  5. Activity – Specialized senior activities are available in most communities, but these activities may not be what your parent enjoys. Helping them come up with ideas that work for them takes some thought and time. Bingo or Bridge may not be your idea of a good time, but it may just be the right activity for your parent. Look for resources in your community like the Kansas City, MO Parks and Recreation senior programs – for helpful ideas.
  6. Purpose – If it is possible for your parent to serve a greater purpose in their community through volunteer work or a part-time job they find fulfilling, all the better for them and all of us. Our experience here at Buttonwood is that those who continue to work or volunteer well into retirement tend to stay sharper and live longer. Purpose gives them a reason to get up in the morning and carry on through their week –
  7. Faith – Just as your taste in food might be different, your faith, religion, beliefs and politics may be entirely different than your parent’s at this stage in your lives. Just about every emotional button you have ever had with your parent may be pushed or tested at some point. Find a way to decompress when this happens, and it will, then love your parent for their differences anyway. After all, they probably did the same for you through your teenage years. Keep your faith and find new ways to cope and diffuse stressful situations so that your family finds balance and strength in the diversity of family thought and opinion. While coexist may be a term that is overused, compromise is certainly in order where strong opinions differ in family settings.
  8. Community – Help your parent stay mentally and physically connected to their community through church, a senior center, home owner’s association, election commission (voting), etc.
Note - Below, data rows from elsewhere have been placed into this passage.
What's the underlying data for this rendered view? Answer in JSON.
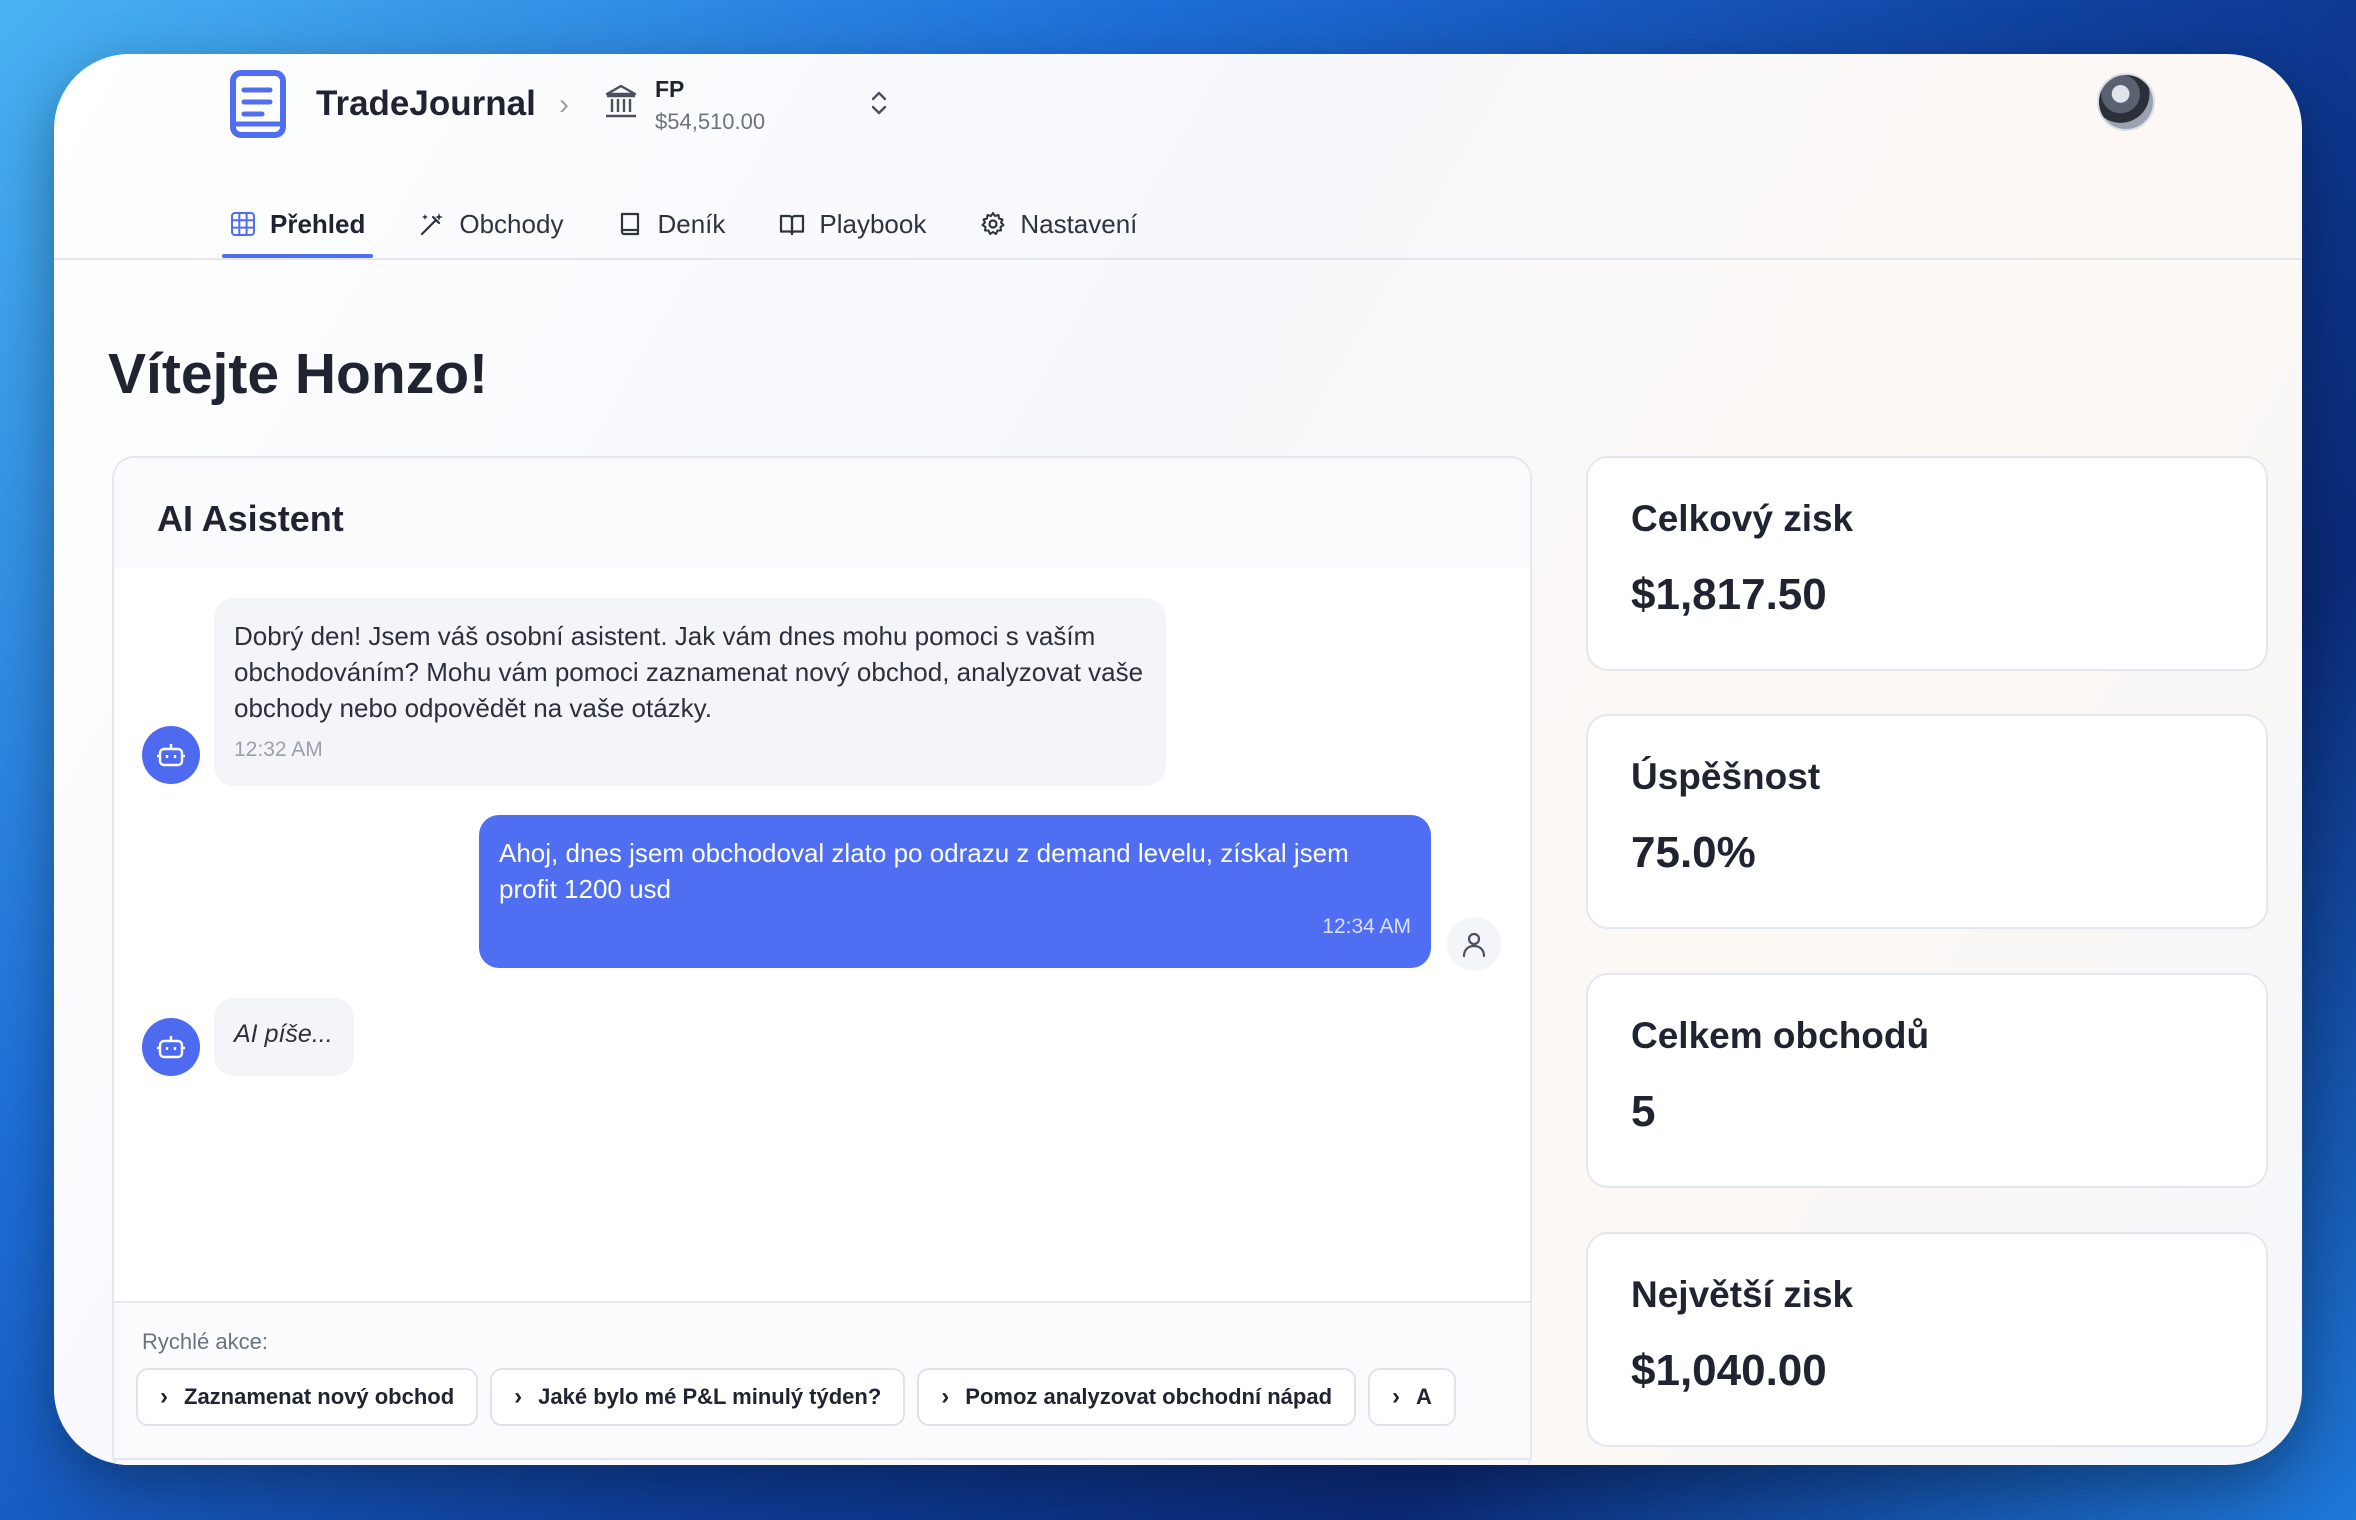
{
  "app": {
    "name": "TradeJournal",
    "breadcrumb_separator": "›"
  },
  "account": {
    "name": "FP",
    "balance": "$54,510.00"
  },
  "tabs": [
    {
      "label": "Přehled",
      "icon": "grid-icon",
      "active": true
    },
    {
      "label": "Obchody",
      "icon": "magic-wand-icon",
      "active": false
    },
    {
      "label": "Deník",
      "icon": "notebook-icon",
      "active": false
    },
    {
      "label": "Playbook",
      "icon": "open-book-icon",
      "active": false
    },
    {
      "label": "Nastavení",
      "icon": "gear-icon",
      "active": false
    }
  ],
  "welcome": "Vítejte Honzo!",
  "chat": {
    "title": "AI Asistent",
    "messages": [
      {
        "from": "bot",
        "text": "Dobrý den! Jsem váš osobní asistent. Jak vám dnes mohu pomoci s vaším obchodováním? Mohu vám pomoci zaznamenat nový obchod, analyzovat vaše obchody nebo odpovědět na vaše otázky.",
        "time": "12:32 AM"
      },
      {
        "from": "user",
        "text": "Ahoj, dnes jsem obchodoval zlato po odrazu z demand levelu, získal jsem profit 1200 usd",
        "time": "12:34 AM"
      },
      {
        "from": "bot",
        "text": "AI píše..."
      }
    ],
    "quick_label": "Rychlé akce:",
    "quick_actions": [
      "Zaznamenat nový obchod",
      "Jaké bylo mé P&L minulý týden?",
      "Pomoz analyzovat obchodní nápad",
      "A"
    ]
  },
  "stats": [
    {
      "label": "Celkový zisk",
      "value": "$1,817.50"
    },
    {
      "label": "Úspěšnost",
      "value": "75.0%"
    },
    {
      "label": "Celkem obchodů",
      "value": "5"
    },
    {
      "label": "Největší zisk",
      "value": "$1,040.00"
    }
  ],
  "colors": {
    "accent": "#4f6ef2",
    "text": "#1f2430",
    "muted": "#6b7280"
  }
}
This is not only good for your parent’s wellbeing, but for the community at large.
  9. Family – Share the caregiving load. Leverage family skills and abilities for assistance. While one family member may have to take the overall lead, let each member provide as much or as little as they can. Even if it is simply a weekly telephone call, this regular occurrence is extremely important and beneficial to a parent.
  10. Financial – Getting sound advice that is in your family’s best interest works well when planning is in advance of the need. Seek the advice you need with your trusted advisors as part of a well-rounded, holistic financial planning approach. These advisors are typically a Financial Planner and/or Financial Advisor, an Estate Planning or Elder-Law Attorney, and a Certified Public Accountant (CPA) or highly qualified accountant.


Lastly, remember to take care of yourself. Get enough rest and relaxation, and stay involved with your friends and interests. Keep lines of communication open with your spouse, parents, children, and siblings. This may be especially important for the smooth running of your multi-generation family, resulting in a workable and healthy home environment. For additional information, resources, or to contact us, visit the Buttonwood Financial Group website –